Science Seen Time One author Colin Gillespie helps you understand the physics of your world.
Global Warming Losing Heat?
The message of Dr. Bernard Forscher’s brick allegory is that data can obstruct the search for scientific explanation. Today we check a story about missing heat (recent fodder for climate-change denial). On the way to explanation we’ll see data being tweaked to say more than they should. (Data in my book is plural and datum is its singular.) Science has two main activities: getting data (mostly numbers); and interpreting data (testing or devising theories). The relationship between them is especially significant for climate science.
For some time skeptics have been making much of recent global-temperature trends. They suggest that back in 1999 the warming stopped. They point to surface mean-temperature data―numbers often shown as graphs.
Here is an example. It is from The Guardian, who got it from the Scripps Oceanographic Institution. A fine pedigree you’d think. But keep a thoughtful eye on all displays of data and the tales they tell. Note that the red line (change in temperature, left scale) and green line (carbon dioxide level, right scale) are distinct graphs. Juxtaposing them creates choices of scale and relative position. In The Guardian’s image, the green line is scaled to parallel the red and positioned so it clips the 1998 spike of the red line. Can you mentally Photoshop the right scale two and a half steps down so the green line threads through the middle of the red 1970-1998 zigzag. You’ll see that much of the post-1998 ‘Hiatus period’ (framed for your eye by outlining it and by leaving out the gridlines―spin added by The Guardian) seems to disappear. That’s not to say there’s no hiatus. There is one, but it’s less dramatic than this image seems to show.
So, what’s the story: Did still-increasing CO2 stop trapping solar heat on January 1, 2000? If you think this seems unlikely I think you are right. But if solar heat is still arriving and remaining, yet the average global temperature stopped rising, what’s the explanation? Where’s the missing heat?

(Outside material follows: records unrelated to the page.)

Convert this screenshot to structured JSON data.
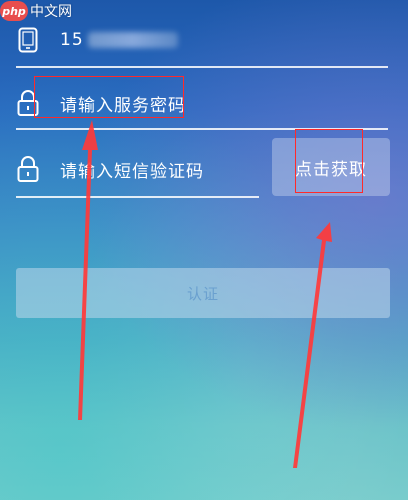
{
  "watermark": {
    "logo": "php",
    "text": "中文网"
  },
  "phone": {
    "value_prefix": "15",
    "icon": "phone-icon"
  },
  "password": {
    "placeholder": "请输入服务密码",
    "icon": "lock-icon"
  },
  "sms": {
    "placeholder": "请输入短信验证码",
    "icon": "lock-icon",
    "get_code_label": "点击获取"
  },
  "submit": {
    "label": "认证"
  },
  "colors": {
    "annotation": "#ff2a2a",
    "text": "#ffffff",
    "submit_text": "#6aa0cf"
  }
}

Tracking heat on Earth is not like slipping a thermometer beneath a tongue. The Earth’s air and land and ice and oceans form a heat machine so large and complex we often lack sufficient data. But an explanation is emerging from much careful work: Heat is hiding in the oceans.
Oceans are a good place to look because Earth’s oceans hold about ten times more heat than its atmosphere does. Last year Scripps scientists found heat hiding in the Pacific Ocean and suggested it’s related to a La Niña phase of water sloshing east-west in the Pacific basin. But it was not enough. Now Chinese climatologist Xianyao Chen and American mathematician and meteorologist Ka-Kit Tung seem to have found the ‘missing’ heat.
Chen and Tung analyzed 16 GB of temperature and salinity data for a 44-year period and found most of the ‘missing’ heat in deep (1 km) waters of the Atlantic and Southern Oceans. They suggest that vertical currents caused by surface salinity buried it. They too find some ‘missing’ heat in the Pacific and agree it is related to La Niña.
They say that the relief from rising temperatures will be temporary. When the heat sink switches off again, they warn, ‘as it inevitably will, another episode of accelerated global warming should ensue.’
So if someone tells you that the climate stopped changing you’ll know more of the story thanks to Chen and Tung.
Rob Monroe (2013), “Solving the Mysteries of Hiatus in Global Warming”, The Keeling Curve, San Diego: Scripps Institution of Oceanography, August 28, https://scripps.ucsd.edu/programs/keelingcurve/2013/08/28/solving-the-mysteries-of-hiatus-in-global-warming/#more-925
Fiona Harvey (2013), “Cooling Pacific has dampened global warming, research shows”, The Guardian, London: Guardian News and Media, August 28, http://www.theguardian.com/environment/2013/aug/28/cooling-pacific-dampened-global-warming
Xianyao Chen & Ka-Kit Tung (2014), “Varying planetary heat sink led to global warming slowdown and acceleration”, Science, Washington: American Association for the Advancement of Science, vol. 345, p. 897; http://www.sciencemag.org/content/345/6199/897.full.pdf
Image credit: The Guardian